##### EXERCISE MATERIAL #####

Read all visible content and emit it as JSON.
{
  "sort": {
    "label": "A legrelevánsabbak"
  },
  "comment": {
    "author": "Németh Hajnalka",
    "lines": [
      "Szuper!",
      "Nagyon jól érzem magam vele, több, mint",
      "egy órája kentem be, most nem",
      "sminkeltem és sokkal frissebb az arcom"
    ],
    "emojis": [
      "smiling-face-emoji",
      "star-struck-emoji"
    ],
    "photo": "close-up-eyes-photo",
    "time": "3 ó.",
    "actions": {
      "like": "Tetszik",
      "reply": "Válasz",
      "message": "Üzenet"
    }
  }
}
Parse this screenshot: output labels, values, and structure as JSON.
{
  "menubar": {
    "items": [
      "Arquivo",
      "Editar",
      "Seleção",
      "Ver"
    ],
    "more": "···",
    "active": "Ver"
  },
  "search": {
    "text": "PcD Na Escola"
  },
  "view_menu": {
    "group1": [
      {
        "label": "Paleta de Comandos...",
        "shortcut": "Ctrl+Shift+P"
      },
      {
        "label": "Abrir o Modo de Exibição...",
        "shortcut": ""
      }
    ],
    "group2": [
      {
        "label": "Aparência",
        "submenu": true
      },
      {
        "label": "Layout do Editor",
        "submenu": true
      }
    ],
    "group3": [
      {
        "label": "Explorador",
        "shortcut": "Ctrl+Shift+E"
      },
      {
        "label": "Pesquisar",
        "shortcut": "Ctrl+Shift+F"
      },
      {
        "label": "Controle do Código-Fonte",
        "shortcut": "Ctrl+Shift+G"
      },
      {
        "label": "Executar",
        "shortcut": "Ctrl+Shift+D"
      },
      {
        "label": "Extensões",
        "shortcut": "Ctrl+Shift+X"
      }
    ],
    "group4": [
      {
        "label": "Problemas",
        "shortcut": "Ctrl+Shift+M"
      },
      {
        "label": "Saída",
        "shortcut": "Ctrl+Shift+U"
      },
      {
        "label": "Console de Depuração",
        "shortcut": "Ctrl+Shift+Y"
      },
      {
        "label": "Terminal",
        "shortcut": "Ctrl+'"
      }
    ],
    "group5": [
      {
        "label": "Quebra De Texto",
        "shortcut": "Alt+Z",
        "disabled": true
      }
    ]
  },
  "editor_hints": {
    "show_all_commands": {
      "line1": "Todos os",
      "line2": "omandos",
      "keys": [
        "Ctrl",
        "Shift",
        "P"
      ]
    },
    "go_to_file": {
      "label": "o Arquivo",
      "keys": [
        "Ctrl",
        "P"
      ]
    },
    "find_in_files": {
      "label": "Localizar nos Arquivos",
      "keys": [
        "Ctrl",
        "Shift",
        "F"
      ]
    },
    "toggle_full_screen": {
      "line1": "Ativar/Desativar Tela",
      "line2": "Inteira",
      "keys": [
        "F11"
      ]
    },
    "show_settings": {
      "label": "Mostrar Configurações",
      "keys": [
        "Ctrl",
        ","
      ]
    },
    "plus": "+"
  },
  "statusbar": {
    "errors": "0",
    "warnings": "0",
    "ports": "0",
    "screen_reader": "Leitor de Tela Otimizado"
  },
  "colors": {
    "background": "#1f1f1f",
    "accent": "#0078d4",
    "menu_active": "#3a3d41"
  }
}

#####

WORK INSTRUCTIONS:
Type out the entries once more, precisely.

SOLVED PROBLEM:
Read all visible content and emit it as JSON.
{
  "sort": {
    "label": "A legrelevánsabbak"
  },
  "comment": {
    "author": "Németh Hajnalka",
    "lines": [
      "Szuper!",
      "Nagyon jól érzem magam vele, több, mint",
      "egy órája kentem be, most nem",
      "sminkeltem és sokkal frissebb az arcom"
    ],
    "emojis": [
      "smiling-face-emoji",
      "star-struck-emoji"
    ],
    "photo": "close-up-eyes-photo",
    "time": "3 ó.",
    "actions": {
      "like": "Tetszik",
      "reply": "Válasz",
      "message": "Üzenet"
    }
  }
}
Parse this screenshot: output labels, values, and structure as JSON.
{
  "menubar": {
    "items": [
      "Arquivo",
      "Editar",
      "Seleção",
      "Ver"
    ],
    "more": "···",
    "active": "Ver"
  },
  "search": {
    "text": "PcD Na Escola"
  },
  "view_menu": {
    "group1": [
      {
        "label": "Paleta de Comandos...",
        "shortcut": "Ctrl+Shift+P"
      },
      {
        "label": "Abrir o Modo de Exibição...",
        "shortcut": ""
      }
    ],
    "group2": [
      {
        "label": "Aparência",
        "submenu": true
      },
      {
        "label": "Layout do Editor",
        "submenu": true
      }
    ],
    "group3": [
      {
        "label": "Explorador",
        "shortcut": "Ctrl+Shift+E"
      },
      {
        "label": "Pesquisar",
        "shortcut": "Ctrl+Shift+F"
      },
      {
        "label": "Controle do Código-Fonte",
        "shortcut": "Ctrl+Shift+G"
      },
      {
        "label": "Executar",
        "shortcut": "Ctrl+Shift+D"
      },
      {
        "label": "Extensões",
        "shortcut": "Ctrl+Shift+X"
      }
    ],
    "group4": [
      {
        "label": "Problemas",
        "shortcut": "Ctrl+Shift+M"
      },
      {
        "label": "Saída",
        "shortcut": "Ctrl+Shift+U"
      },
      {
        "label": "Console de Depuração",
        "shortcut": "Ctrl+Shift+Y"
      },
      {
        "label": "Terminal",
        "shortcut": "Ctrl+'"
      }
    ],
    "group5": [
      {
        "label": "Quebra De Texto",
        "shortcut": "Alt+Z",
        "disabled": true
      }
    ]
  },
  "editor_hints": {
    "show_all_commands": {
      "line1": "Todos os",
      "line2": "omandos",
      "keys": [
        "Ctrl",
        "Shift",
        "P"
      ]
    },
    "go_to_file": {
      "label": "o Arquivo",
      "keys": [
        "Ctrl",
        "P"
      ]
    },
    "find_in_files": {
      "label": "Localizar nos Arquivos",
      "keys": [
        "Ctrl",
        "Shift",
        "F"
      ]
    },
    "toggle_full_screen": {
      "line1": "Ativar/Desativar Tela",
      "line2": "Inteira",
      "keys": [
        "F11"
      ]
    },
    "show_settings": {
      "label": "Mostrar Configurações",
      "keys": [
        "Ctrl",
        ","
      ]
    },
    "plus": "+"
  },
  "statusbar": {
    "errors": "0",
    "warnings": "0",
    "ports": "0",
    "screen_reader": "Leitor de Tela Otimizado"
  },
  "colors": {
    "background": "#1f1f1f",
    "accent": "#0078d4",
    "menu_active": "#3a3d41"
  }
}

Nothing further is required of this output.